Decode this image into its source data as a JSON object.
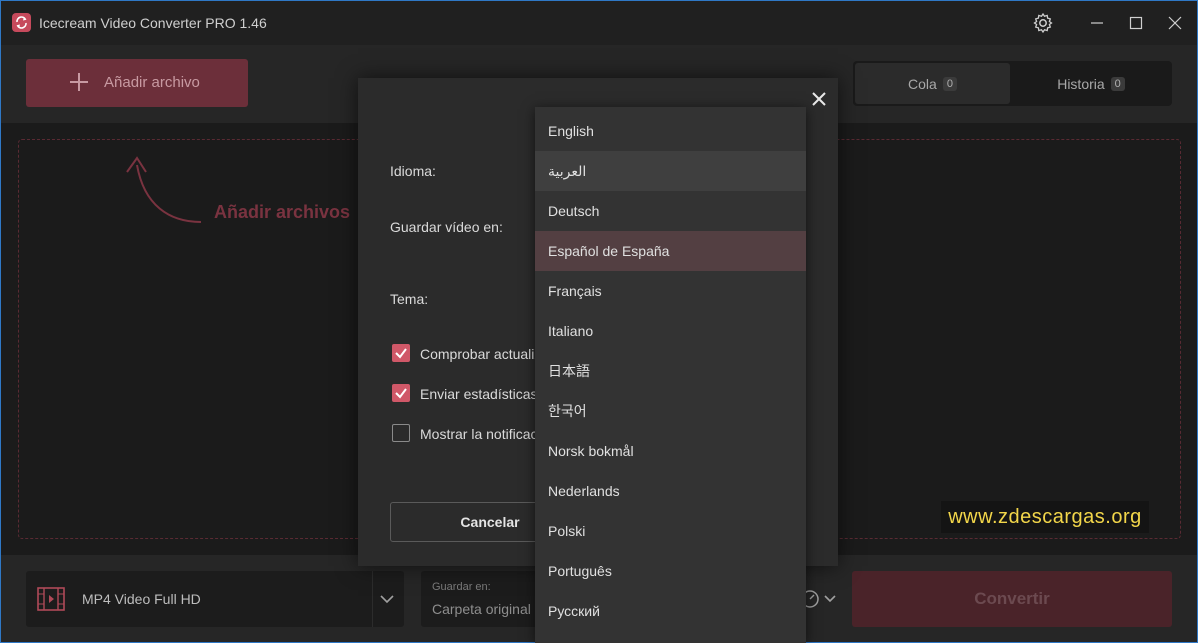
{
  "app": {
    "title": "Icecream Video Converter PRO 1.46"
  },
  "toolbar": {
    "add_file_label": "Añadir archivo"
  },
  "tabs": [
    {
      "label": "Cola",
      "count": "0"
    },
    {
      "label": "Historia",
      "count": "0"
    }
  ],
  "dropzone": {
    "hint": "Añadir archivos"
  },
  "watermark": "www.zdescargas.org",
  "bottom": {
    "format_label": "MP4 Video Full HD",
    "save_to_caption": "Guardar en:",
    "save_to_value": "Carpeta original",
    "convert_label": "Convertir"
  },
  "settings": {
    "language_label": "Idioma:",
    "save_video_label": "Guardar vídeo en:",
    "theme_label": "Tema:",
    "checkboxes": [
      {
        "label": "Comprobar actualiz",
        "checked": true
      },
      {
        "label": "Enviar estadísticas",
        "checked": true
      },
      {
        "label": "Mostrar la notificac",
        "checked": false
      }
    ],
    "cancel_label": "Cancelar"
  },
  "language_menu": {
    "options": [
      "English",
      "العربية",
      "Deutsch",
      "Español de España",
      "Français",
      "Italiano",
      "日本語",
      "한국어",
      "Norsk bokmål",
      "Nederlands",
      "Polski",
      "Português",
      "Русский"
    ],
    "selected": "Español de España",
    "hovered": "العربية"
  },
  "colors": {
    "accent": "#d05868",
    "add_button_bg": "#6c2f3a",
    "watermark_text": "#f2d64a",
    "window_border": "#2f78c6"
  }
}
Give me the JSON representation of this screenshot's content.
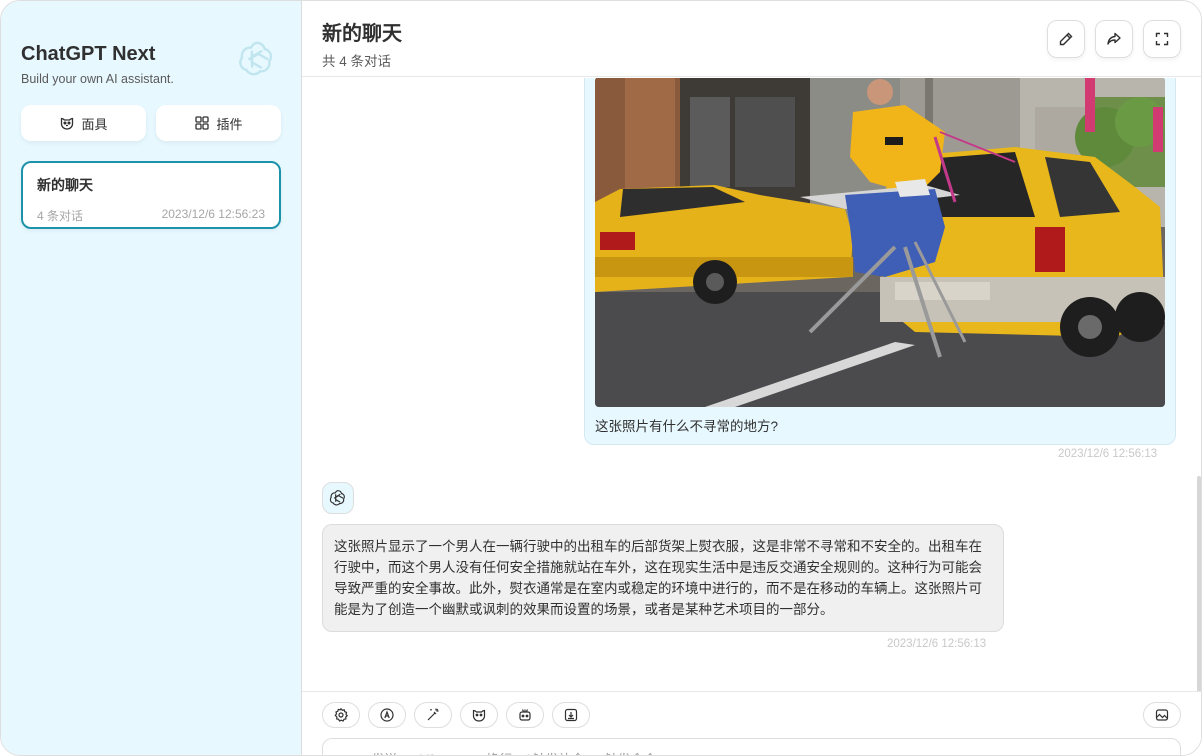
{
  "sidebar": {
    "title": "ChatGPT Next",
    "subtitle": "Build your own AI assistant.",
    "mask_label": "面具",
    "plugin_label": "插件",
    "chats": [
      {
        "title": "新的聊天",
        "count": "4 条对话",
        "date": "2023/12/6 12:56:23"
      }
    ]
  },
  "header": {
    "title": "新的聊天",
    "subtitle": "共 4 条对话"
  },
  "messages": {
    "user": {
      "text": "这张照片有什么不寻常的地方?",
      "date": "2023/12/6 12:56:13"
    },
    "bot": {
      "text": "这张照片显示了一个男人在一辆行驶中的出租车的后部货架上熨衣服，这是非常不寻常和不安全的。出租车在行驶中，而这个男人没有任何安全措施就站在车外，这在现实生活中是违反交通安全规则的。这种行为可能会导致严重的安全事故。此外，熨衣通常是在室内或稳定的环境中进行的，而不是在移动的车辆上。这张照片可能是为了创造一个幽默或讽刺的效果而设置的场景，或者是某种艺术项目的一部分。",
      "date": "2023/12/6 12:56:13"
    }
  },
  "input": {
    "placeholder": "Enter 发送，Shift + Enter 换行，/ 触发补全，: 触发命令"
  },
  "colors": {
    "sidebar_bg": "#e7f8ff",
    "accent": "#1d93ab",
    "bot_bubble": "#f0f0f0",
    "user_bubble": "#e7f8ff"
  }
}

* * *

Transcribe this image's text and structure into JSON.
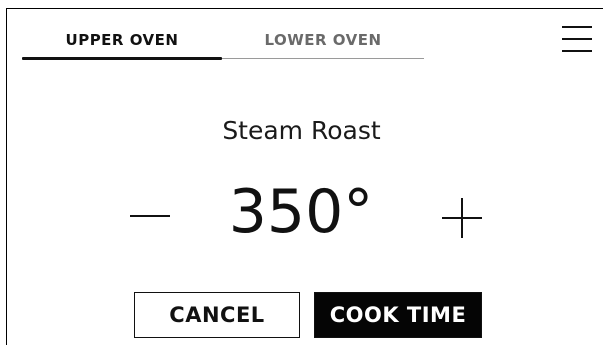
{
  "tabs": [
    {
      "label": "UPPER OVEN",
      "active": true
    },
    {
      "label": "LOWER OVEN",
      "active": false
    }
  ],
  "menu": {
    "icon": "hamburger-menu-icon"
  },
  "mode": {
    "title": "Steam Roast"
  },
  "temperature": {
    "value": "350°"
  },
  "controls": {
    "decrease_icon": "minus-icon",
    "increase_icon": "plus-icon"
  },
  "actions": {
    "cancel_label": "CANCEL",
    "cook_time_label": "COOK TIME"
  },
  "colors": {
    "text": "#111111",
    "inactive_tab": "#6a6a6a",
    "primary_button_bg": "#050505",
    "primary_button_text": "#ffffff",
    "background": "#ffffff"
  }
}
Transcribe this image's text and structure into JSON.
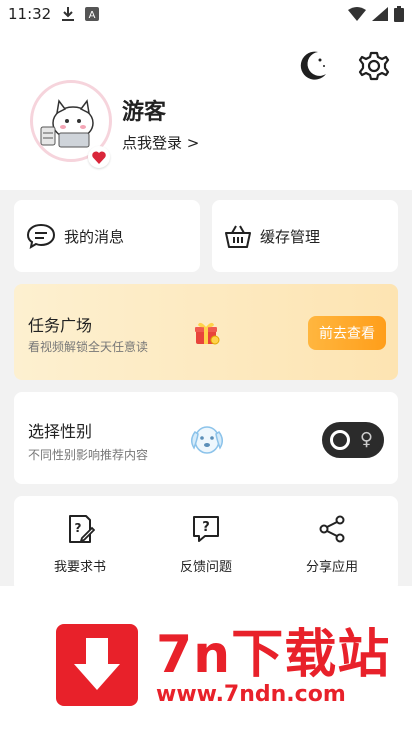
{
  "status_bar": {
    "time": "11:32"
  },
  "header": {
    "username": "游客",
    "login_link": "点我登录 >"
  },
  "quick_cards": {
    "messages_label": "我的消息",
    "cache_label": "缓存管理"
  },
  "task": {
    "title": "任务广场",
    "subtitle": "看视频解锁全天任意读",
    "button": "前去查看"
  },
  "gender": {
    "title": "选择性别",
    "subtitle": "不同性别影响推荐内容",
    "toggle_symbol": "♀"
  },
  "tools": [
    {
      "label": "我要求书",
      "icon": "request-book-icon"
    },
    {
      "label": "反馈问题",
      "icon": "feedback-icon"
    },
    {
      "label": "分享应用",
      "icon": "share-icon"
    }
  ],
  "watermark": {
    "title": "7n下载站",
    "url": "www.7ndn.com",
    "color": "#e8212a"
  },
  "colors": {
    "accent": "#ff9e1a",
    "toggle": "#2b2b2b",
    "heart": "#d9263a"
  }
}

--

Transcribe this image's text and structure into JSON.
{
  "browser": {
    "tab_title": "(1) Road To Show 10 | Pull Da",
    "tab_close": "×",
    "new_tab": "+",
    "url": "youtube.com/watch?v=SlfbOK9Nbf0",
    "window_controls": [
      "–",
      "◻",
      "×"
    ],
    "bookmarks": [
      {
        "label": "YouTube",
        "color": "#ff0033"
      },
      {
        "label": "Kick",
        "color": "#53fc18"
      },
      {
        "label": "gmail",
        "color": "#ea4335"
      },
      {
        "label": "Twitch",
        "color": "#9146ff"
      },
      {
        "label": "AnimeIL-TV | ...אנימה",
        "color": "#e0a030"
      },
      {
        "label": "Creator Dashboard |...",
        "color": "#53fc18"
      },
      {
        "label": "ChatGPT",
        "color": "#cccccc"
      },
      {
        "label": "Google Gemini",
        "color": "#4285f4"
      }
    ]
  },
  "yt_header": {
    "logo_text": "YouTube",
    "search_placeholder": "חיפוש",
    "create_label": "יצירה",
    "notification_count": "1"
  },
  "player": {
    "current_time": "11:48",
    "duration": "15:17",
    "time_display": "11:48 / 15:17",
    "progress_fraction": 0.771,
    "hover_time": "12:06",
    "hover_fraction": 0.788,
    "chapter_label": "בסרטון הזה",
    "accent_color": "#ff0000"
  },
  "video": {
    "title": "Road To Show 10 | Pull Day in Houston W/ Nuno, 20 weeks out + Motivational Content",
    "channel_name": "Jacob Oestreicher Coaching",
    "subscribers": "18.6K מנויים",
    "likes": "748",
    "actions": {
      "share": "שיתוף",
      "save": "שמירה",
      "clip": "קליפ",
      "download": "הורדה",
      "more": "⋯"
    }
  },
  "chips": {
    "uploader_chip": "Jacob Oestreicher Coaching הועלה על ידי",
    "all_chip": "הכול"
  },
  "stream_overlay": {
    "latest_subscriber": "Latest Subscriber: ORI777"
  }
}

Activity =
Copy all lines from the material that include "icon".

Your response =
    "icon": "hamburger-menu-icon"
    "decrease_icon": "minus-icon",
    "increase_icon": "plus-icon"
      "icon": "request-book-icon"
      "icon": "feedback-icon"
      "icon": "share-icon"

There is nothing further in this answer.